Items from an interface collection
::::::::::

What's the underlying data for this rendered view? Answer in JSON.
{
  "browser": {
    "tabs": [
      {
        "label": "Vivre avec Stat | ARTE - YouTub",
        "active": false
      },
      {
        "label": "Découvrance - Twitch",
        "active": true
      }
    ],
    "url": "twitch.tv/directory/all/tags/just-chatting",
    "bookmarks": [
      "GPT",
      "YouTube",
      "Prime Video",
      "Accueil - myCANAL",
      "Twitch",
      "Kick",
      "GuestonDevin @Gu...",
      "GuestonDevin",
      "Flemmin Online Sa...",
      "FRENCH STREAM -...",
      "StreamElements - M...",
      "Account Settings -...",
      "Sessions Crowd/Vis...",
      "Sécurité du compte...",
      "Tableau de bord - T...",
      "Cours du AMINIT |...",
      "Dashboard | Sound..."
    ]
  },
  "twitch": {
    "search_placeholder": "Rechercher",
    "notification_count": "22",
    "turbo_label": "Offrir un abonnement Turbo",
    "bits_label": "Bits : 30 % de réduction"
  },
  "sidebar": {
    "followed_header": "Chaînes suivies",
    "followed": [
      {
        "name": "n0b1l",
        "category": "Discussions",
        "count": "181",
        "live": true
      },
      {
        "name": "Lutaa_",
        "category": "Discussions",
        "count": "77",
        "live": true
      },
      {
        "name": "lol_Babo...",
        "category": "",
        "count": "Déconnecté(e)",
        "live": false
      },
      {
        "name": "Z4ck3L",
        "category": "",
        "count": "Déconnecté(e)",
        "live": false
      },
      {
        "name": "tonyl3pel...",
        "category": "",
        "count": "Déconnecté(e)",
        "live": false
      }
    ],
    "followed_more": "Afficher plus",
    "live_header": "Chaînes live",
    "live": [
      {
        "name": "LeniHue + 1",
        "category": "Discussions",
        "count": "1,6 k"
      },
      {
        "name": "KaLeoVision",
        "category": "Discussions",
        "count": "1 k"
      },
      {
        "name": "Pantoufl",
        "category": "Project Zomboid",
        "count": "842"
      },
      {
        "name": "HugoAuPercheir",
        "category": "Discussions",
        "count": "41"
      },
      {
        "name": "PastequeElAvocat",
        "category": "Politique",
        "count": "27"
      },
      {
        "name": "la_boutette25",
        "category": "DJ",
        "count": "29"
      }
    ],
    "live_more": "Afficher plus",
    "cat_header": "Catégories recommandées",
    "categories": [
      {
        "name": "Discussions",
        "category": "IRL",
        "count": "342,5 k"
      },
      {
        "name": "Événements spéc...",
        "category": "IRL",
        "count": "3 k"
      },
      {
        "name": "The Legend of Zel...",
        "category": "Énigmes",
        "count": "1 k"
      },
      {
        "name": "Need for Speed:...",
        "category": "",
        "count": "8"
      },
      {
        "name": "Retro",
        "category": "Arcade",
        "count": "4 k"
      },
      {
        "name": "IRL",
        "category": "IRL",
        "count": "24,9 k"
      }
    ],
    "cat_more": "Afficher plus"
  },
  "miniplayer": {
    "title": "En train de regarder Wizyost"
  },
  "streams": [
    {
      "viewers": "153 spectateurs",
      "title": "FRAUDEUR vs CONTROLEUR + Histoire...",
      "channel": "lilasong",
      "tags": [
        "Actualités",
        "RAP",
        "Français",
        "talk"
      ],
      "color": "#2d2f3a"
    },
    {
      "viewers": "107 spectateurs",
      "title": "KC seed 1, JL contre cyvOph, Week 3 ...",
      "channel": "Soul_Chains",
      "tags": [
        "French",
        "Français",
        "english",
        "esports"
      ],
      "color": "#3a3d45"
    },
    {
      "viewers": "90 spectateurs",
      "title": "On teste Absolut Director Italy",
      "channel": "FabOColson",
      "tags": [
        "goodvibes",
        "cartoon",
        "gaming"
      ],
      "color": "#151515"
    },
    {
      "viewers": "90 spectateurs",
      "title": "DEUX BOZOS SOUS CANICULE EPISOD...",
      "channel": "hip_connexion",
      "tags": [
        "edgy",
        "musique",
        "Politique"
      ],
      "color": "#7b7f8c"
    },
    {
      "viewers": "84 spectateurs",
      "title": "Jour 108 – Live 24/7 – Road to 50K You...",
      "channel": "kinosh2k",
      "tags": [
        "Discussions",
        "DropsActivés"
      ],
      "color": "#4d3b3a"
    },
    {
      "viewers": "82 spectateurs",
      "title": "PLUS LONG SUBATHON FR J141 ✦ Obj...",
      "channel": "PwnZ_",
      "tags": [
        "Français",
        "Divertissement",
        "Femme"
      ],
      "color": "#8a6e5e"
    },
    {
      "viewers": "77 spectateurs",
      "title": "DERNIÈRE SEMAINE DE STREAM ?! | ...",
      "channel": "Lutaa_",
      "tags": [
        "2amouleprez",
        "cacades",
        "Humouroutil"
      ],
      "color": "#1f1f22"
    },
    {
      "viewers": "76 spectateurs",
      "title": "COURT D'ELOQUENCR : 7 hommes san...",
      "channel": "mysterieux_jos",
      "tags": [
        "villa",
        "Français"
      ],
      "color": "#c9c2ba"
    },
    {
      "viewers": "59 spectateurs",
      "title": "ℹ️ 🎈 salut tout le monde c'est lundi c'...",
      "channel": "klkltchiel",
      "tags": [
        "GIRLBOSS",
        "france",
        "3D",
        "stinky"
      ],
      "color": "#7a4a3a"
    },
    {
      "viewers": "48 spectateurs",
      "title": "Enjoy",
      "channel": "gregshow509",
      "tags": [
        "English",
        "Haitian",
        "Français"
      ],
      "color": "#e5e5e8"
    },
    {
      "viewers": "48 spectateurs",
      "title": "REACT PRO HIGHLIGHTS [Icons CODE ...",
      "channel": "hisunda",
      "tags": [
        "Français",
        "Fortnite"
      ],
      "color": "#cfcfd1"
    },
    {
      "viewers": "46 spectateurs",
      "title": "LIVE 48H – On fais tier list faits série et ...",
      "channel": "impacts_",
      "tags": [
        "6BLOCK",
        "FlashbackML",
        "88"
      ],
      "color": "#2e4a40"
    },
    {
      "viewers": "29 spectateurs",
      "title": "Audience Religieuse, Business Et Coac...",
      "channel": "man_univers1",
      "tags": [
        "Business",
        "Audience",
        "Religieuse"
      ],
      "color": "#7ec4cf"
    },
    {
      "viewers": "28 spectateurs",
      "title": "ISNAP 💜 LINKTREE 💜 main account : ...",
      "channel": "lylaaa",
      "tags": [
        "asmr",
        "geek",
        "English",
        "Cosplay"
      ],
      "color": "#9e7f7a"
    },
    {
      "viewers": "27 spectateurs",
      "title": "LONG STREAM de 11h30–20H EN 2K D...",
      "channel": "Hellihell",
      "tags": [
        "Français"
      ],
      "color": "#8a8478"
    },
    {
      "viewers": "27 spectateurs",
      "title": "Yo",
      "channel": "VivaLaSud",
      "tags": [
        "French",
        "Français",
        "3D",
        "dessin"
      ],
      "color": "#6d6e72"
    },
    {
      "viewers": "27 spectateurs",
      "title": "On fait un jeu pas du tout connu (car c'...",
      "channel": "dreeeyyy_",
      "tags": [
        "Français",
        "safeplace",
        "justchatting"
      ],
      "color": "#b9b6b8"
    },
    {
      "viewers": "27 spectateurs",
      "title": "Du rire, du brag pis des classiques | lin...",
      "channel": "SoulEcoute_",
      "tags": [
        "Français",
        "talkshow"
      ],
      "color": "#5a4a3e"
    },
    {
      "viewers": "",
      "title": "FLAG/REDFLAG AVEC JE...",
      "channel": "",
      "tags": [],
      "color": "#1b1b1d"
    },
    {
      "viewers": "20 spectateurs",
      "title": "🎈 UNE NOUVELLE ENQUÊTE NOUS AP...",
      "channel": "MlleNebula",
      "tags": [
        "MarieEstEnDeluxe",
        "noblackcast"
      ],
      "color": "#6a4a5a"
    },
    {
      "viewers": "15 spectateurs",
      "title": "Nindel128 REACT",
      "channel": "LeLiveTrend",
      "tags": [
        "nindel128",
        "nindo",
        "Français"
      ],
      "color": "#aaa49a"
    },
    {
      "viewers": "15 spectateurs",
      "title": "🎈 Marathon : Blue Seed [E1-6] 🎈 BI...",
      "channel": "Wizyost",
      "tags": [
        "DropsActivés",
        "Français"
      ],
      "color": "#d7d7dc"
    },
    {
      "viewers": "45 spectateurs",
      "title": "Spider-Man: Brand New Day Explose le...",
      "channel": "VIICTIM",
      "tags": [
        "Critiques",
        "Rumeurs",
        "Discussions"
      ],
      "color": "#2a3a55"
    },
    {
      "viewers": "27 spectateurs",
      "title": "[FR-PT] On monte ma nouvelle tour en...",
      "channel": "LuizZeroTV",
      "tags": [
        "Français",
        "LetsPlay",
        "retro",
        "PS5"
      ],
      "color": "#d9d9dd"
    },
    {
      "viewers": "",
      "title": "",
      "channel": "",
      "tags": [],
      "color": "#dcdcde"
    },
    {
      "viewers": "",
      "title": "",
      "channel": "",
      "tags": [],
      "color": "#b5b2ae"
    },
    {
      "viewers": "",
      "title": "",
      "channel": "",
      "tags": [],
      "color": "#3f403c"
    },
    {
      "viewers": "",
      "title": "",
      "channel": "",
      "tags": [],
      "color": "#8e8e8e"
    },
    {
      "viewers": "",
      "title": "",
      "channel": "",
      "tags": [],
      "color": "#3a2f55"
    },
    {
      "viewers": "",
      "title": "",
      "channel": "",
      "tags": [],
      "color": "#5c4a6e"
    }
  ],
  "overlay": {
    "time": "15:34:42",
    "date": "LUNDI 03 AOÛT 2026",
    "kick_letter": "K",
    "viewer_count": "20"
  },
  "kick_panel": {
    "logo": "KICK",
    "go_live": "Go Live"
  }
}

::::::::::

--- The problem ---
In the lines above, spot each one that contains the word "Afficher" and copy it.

--- Output for this task ---
    "followed_more": "Afficher plus",
    "live_more": "Afficher plus",
    "cat_more": "Afficher plus"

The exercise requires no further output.